To do ▸
Take every line containing "photo" from the material and copy it.

Data excerpts ▸
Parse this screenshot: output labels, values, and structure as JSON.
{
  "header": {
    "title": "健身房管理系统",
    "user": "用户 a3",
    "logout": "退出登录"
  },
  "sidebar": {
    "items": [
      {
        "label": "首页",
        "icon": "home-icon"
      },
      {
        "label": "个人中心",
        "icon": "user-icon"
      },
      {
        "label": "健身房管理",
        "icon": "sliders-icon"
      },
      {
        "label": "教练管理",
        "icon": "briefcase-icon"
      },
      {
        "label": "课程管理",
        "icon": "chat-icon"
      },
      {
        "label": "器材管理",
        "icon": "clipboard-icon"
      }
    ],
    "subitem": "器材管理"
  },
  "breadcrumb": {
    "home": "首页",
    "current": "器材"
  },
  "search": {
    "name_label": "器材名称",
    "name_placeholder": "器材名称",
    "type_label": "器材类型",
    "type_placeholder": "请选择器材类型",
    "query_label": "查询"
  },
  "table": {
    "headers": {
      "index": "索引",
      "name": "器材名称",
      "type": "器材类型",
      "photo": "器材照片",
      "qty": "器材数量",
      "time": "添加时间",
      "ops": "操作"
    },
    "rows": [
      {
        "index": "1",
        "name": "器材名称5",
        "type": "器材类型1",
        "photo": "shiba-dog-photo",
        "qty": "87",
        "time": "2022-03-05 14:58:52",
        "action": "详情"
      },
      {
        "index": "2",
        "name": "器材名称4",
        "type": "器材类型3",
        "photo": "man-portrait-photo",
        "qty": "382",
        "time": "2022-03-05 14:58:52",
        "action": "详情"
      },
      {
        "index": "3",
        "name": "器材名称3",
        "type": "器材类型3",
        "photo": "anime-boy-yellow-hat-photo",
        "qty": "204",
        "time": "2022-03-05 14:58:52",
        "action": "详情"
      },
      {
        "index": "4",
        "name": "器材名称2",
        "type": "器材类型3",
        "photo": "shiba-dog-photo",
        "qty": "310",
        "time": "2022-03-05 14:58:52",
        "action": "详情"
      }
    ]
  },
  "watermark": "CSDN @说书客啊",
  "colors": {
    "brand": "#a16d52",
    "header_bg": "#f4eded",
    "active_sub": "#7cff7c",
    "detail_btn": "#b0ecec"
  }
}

Task answer ▸
      "photo": "器材照片",
        "photo": "shiba-dog-photo",
        "photo": "man-portrait-photo",
        "photo": "anime-boy-yellow-hat-photo",
        "photo": "shiba-dog-photo",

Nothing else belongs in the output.